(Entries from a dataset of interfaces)
[Start of Attachment]
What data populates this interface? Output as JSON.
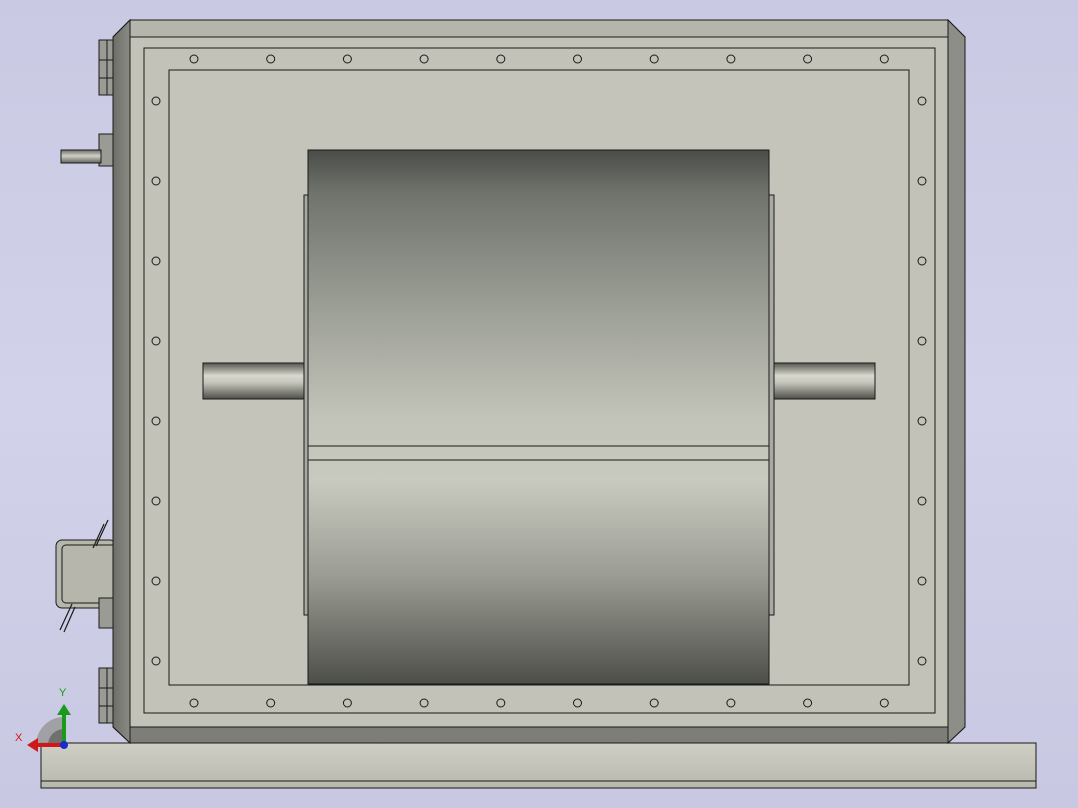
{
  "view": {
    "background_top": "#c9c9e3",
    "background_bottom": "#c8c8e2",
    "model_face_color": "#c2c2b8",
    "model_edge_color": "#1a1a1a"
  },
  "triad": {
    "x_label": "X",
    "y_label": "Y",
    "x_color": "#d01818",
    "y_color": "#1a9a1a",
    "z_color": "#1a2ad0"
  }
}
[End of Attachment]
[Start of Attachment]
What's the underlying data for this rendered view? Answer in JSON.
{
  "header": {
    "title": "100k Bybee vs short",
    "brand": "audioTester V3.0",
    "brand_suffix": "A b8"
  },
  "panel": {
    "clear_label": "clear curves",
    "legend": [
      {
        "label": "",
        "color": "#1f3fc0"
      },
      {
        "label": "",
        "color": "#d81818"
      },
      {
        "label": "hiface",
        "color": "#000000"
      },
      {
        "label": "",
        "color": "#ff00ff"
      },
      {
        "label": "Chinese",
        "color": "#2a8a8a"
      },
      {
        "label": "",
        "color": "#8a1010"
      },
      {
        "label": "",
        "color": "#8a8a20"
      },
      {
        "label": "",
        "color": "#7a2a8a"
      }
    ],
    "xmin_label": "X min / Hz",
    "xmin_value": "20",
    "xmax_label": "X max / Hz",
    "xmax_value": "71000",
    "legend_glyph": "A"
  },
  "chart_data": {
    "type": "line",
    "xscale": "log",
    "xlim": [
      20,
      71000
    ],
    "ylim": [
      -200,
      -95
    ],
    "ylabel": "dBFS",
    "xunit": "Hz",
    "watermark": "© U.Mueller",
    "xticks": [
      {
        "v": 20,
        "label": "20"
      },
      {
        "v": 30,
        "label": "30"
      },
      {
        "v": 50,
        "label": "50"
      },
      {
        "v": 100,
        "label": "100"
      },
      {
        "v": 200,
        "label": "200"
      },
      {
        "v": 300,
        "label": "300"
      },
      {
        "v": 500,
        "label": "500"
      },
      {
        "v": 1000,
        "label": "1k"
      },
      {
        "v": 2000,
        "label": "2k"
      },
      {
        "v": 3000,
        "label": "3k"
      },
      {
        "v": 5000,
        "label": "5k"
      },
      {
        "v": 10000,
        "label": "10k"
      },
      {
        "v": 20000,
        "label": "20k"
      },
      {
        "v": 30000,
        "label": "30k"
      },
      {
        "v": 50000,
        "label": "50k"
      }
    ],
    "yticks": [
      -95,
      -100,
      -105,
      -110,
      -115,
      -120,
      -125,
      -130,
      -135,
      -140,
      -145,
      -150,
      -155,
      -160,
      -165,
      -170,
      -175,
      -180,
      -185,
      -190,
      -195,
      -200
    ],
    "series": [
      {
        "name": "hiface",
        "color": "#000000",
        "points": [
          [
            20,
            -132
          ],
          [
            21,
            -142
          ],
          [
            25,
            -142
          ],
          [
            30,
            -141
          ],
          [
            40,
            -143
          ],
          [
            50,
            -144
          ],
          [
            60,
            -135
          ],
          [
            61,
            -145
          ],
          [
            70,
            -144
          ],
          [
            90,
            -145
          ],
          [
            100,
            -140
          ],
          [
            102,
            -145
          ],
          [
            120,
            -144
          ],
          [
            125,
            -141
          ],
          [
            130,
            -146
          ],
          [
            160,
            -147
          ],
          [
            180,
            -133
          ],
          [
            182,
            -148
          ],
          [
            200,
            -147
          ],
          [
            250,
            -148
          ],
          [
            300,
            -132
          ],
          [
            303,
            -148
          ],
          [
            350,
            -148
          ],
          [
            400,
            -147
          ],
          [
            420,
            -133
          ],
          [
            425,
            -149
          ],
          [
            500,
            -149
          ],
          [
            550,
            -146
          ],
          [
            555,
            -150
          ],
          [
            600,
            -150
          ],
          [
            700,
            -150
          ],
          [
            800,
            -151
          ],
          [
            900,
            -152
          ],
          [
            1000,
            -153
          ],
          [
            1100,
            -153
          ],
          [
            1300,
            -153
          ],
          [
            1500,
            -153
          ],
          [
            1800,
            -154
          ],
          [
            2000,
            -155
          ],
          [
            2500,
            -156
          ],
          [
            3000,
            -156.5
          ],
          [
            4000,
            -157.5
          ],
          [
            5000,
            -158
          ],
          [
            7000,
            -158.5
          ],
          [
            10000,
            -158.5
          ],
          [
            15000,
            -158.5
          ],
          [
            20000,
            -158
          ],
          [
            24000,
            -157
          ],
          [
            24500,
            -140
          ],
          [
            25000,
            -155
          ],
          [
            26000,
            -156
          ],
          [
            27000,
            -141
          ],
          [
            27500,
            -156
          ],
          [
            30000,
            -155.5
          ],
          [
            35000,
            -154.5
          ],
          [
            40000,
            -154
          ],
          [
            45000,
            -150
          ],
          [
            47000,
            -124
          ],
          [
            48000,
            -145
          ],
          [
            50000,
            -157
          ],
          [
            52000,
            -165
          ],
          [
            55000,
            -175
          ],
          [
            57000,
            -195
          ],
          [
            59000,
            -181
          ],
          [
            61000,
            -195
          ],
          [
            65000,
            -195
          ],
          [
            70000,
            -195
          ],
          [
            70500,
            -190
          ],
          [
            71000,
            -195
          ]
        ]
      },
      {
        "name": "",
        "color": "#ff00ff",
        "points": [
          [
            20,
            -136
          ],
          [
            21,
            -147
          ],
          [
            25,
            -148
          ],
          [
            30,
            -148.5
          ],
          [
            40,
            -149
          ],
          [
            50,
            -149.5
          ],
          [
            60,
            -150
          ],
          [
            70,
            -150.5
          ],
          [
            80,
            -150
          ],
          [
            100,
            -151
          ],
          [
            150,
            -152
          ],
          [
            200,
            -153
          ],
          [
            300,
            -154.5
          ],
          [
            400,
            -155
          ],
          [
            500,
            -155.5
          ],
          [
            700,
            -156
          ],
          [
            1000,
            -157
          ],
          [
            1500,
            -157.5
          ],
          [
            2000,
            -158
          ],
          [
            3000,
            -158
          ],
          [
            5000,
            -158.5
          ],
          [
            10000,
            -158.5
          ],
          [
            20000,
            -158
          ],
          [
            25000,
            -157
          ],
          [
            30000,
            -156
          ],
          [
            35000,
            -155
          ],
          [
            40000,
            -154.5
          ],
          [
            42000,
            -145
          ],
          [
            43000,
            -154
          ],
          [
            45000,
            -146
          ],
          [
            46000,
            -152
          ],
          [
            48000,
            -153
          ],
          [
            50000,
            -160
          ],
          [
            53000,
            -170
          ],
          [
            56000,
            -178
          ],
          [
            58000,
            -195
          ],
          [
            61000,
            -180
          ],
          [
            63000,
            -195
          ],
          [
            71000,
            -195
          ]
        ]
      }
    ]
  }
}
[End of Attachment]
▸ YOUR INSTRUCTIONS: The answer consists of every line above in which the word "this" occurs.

▸ TASK OUTPUT:
What data populates this interface? Output as JSON.
What's the underlying data for this rendered view? Answer in JSON.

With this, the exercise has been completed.